It's been a L O N G Winter and even though there's still 3" of snow on the ground there is a taste of Spring in the air. It's been since September since I last posted anything on my fire bucket blog...I will do my best to be more prolific.

In the meantime, for your viewing pleasure here's a painting of an eagle I did a few years ago. It was ordered as a gift by the friends of a man that did a heroic deed, he saved a life. The inspiration for the design came to me by way of a late 18th c. ceramic painting.

In case you haven't noticed...I really like eagles!

My best,

Friday, September 10, 2010

Raffle Fire Bucket

Starting today and running until November 1st, 2010, there is a non-profit raffle being held at Heathsouth Rehabilitation Hospital in Mechanicsburg, Pennsylvania. The prize for this raffle is the fire bucket (shown above) that I created especially for this fund raising event.

All of the proceeds will be going to support Rehab Vision, the hospital's charitable wing. All of the proceeds will be used to help those patients in great financial need.

Tickets are $10.00 (ten dollars) each.
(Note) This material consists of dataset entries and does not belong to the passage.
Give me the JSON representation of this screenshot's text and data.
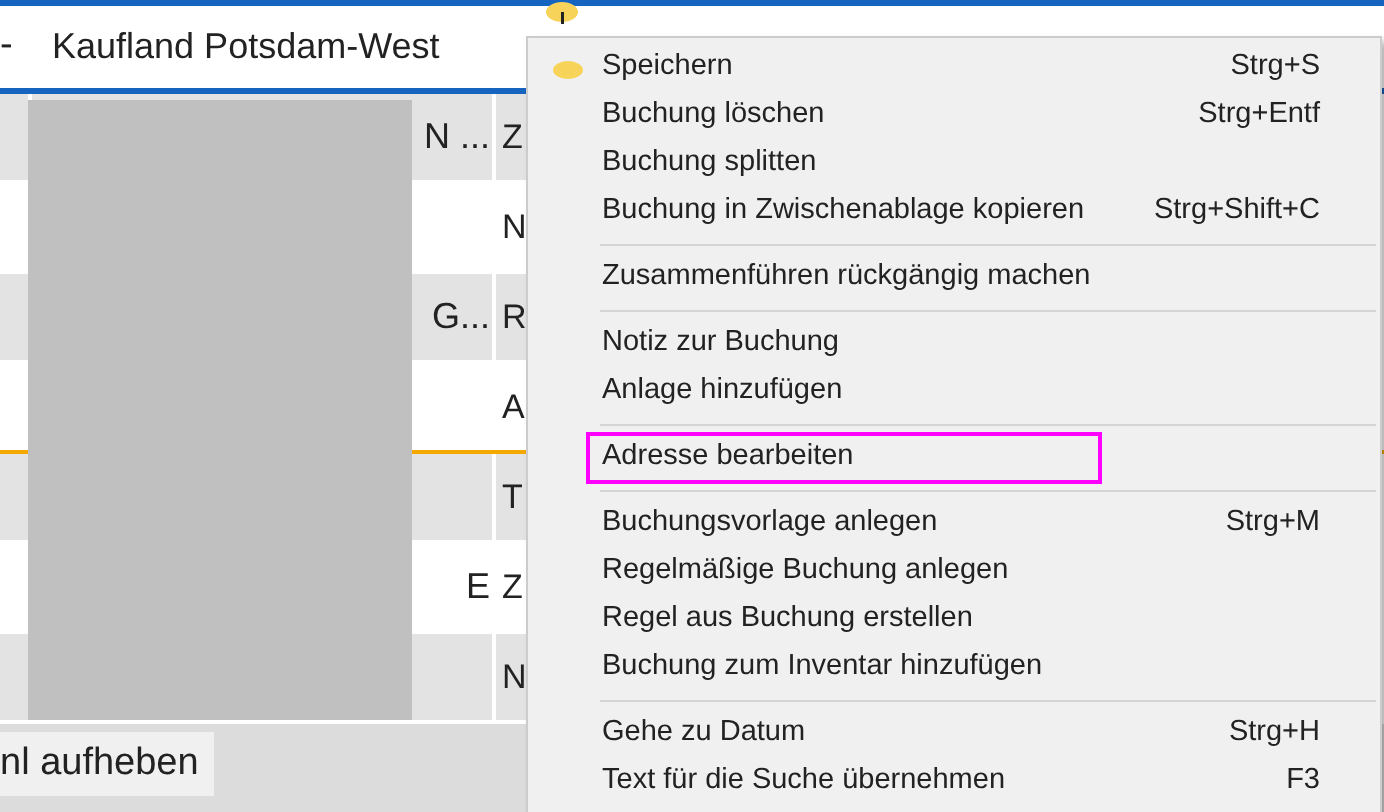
{
  "table": {
    "rows": [
      {
        "selected": true,
        "column_0": "-",
        "column_1": "Kaufland Potsdam-West"
      },
      {
        "selected": false,
        "column_1": "N ...",
        "column_2": "Z"
      },
      {
        "selected": false,
        "column_2": "N"
      },
      {
        "selected": false,
        "column_1": "G...",
        "column_2": "R"
      },
      {
        "selected": false,
        "column_2": "A"
      },
      {
        "selected": false,
        "column_2": "T"
      },
      {
        "selected": false,
        "column_1": "E",
        "column_2": "Z"
      },
      {
        "selected": false,
        "column_2": "N"
      }
    ]
  },
  "bottom_bar": {
    "button": "nl aufheben"
  },
  "context_menu": {
    "items": [
      {
        "kind": "item",
        "label": "Speichern",
        "shortcut": "Strg+S",
        "icon": true,
        "outlined": false
      },
      {
        "kind": "item",
        "label": "Buchung löschen",
        "shortcut": "Strg+Entf",
        "icon": false,
        "outlined": false
      },
      {
        "kind": "item",
        "label": "Buchung splitten",
        "icon": false,
        "outlined": false
      },
      {
        "kind": "item",
        "label": "Buchung in Zwischenablage kopieren",
        "shortcut": "Strg+Shift+C",
        "icon": false,
        "outlined": false
      },
      {
        "kind": "separator"
      },
      {
        "kind": "item",
        "label": "Zusammenführen rückgängig machen",
        "icon": false,
        "outlined": false
      },
      {
        "kind": "separator"
      },
      {
        "kind": "item",
        "label": "Notiz zur Buchung",
        "icon": false,
        "outlined": false
      },
      {
        "kind": "item",
        "label": "Anlage hinzufügen",
        "icon": false,
        "outlined": false
      },
      {
        "kind": "separator"
      },
      {
        "kind": "item",
        "label": "Adresse bearbeiten",
        "icon": false,
        "outlined": true
      },
      {
        "kind": "separator"
      },
      {
        "kind": "item",
        "label": "Buchungsvorlage anlegen",
        "shortcut": "Strg+M",
        "icon": false,
        "outlined": false
      },
      {
        "kind": "item",
        "label": "Regelmäßige Buchung anlegen",
        "icon": false,
        "outlined": false
      },
      {
        "kind": "item",
        "label": "Regel aus Buchung erstellen",
        "icon": false,
        "outlined": false
      },
      {
        "kind": "item",
        "label": "Buchung zum Inventar hinzufügen",
        "icon": false,
        "outlined": false
      },
      {
        "kind": "separator"
      },
      {
        "kind": "item",
        "label": "Gehe zu Datum",
        "shortcut": "Strg+H",
        "icon": false,
        "outlined": false
      },
      {
        "kind": "item",
        "label": "Text für die Suche übernehmen",
        "shortcut": "F3",
        "icon": false,
        "outlined": false
      }
    ]
  }
}
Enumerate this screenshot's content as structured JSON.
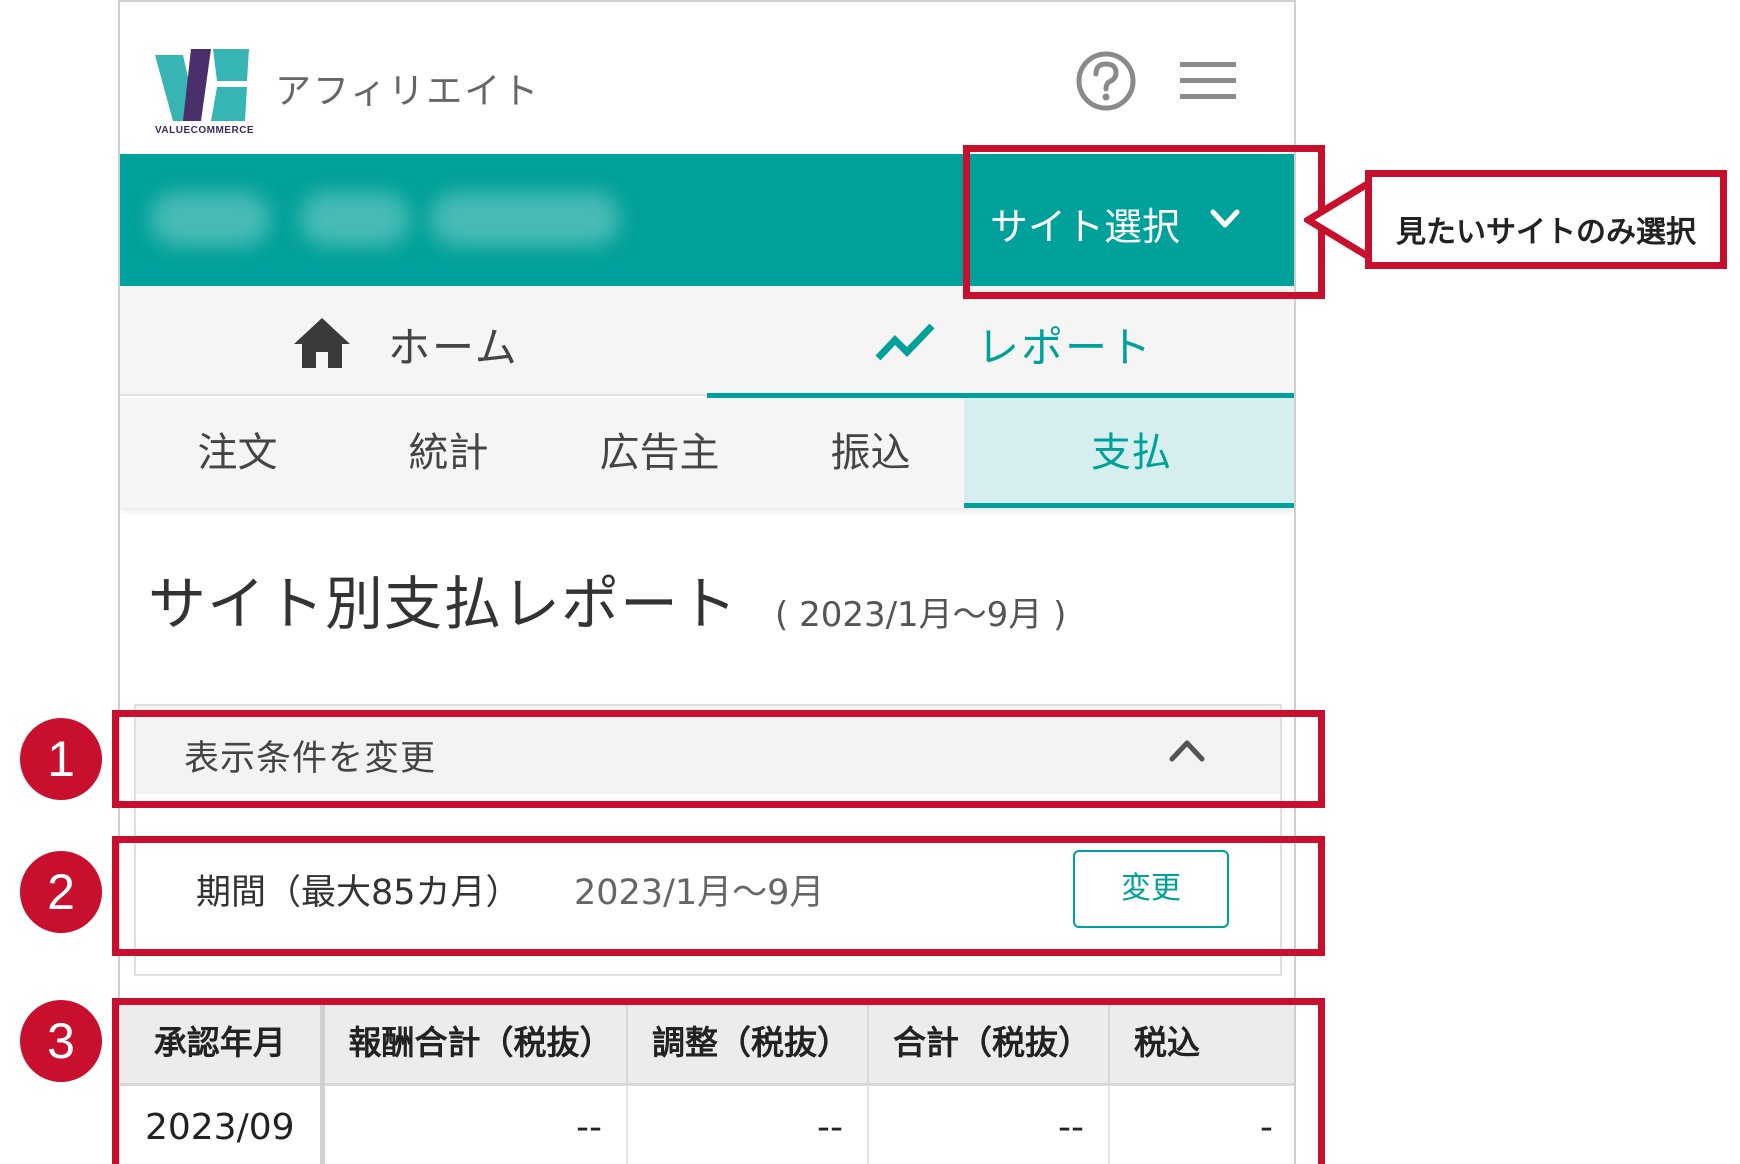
{
  "header": {
    "logo_text": "VALUECOMMERCE",
    "app_title": "アフィリエイト",
    "help_icon": "question-circle-icon",
    "menu_icon": "hamburger-menu-icon"
  },
  "sitebar": {
    "site_select_label": "サイト選択",
    "chevron_icon": "chevron-down-icon"
  },
  "nav_tabs": [
    {
      "label": "ホーム",
      "icon": "home-icon"
    },
    {
      "label": "レポート",
      "icon": "trend-chart-icon",
      "active": true
    }
  ],
  "sub_tabs": [
    {
      "label": "注文"
    },
    {
      "label": "統計"
    },
    {
      "label": "広告主"
    },
    {
      "label": "振込"
    },
    {
      "label": "支払",
      "active": true
    }
  ],
  "page": {
    "title": "サイト別支払レポート",
    "period": "( 2023/1月〜9月 )"
  },
  "conditions": {
    "header_label": "表示条件を変更",
    "period_label": "期間（最大85カ月）",
    "period_value": "2023/1月〜9月",
    "change_button": "変更"
  },
  "table": {
    "columns": [
      "承認年月",
      "報酬合計（税抜）",
      "調整（税抜）",
      "合計（税抜）",
      "税込"
    ],
    "rows": [
      [
        "2023/09",
        "--",
        "--",
        "--",
        "-"
      ]
    ]
  },
  "annotations": {
    "callout": "見たいサイトのみ選択",
    "badges": [
      "1",
      "2",
      "3"
    ]
  },
  "colors": {
    "accent": "#00a19a",
    "highlight": "#c8102e",
    "active_tab_bg": "#d6efee"
  }
}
The drawing will be held at the hospital on November 6th, 2010. Deadline for ticket entry is Nov. 1st. Tickets can be purchased by mailing a check to;

Theresa O'Keefe c/o
Rehab Vision
Healthsouth Hospital
175 Lancaster Blvd.
Mechanicsburg, PA 17055
(717) 691-3700 ex.5029

Please include a self-addressed stamped envelope so that you can receive your ticket. You may purchase as many tickets as you like but please remember to return each half of every ticket stub with your name and contact information back to the hospital so that if you do win you can be notified...entry deadline November 1st!

You may use your cancelled checks as a tax deduction as this is a non-profit organization charitable event.

The bucket shape is based upon the design of George Washington's fire buckets, the buckets he purchased in Philadelphia in 1790 for the first Presidential offices. The hand-painted folk-art eagle design is inspired from an original American fire bucket from the early 19th century. It is one of the finest fire buckets I have ever created. The motto upon the ribbon, "Pro Bono Publico" translates from Latin as, "For the Public Good". It is a very traditional verse found on early fire buckets and it holds as true today as then. The bucket is 13" tall to the rim and is an authentic recreation in every detail.

You are welcome to post questions in the comment section of this post.

My best,
Steven Lalioff